To do »
Gather all lines in the entries below that include the word "チェックボックス".

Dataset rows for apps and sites

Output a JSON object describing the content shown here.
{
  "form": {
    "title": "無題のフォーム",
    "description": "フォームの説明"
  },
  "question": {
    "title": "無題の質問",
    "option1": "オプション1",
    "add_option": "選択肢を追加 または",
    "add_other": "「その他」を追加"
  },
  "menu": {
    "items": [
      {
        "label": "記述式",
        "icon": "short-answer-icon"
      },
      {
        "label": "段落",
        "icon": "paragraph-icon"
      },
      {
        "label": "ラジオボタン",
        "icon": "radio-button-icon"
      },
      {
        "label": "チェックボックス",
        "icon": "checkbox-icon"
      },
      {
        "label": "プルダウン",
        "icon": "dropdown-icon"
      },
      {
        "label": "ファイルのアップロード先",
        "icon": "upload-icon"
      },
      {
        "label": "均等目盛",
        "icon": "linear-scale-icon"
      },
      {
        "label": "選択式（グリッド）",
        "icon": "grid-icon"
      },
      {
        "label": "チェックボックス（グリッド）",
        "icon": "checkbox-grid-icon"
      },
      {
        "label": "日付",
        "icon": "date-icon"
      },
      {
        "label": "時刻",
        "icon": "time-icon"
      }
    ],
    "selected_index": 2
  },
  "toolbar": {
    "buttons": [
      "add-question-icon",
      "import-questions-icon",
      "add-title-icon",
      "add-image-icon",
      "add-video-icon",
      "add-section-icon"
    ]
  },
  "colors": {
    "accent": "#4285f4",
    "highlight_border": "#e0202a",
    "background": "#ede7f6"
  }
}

Solution to the problem »
        "label": "チェックボックス",
        "label": "チェックボックス（グリッド）",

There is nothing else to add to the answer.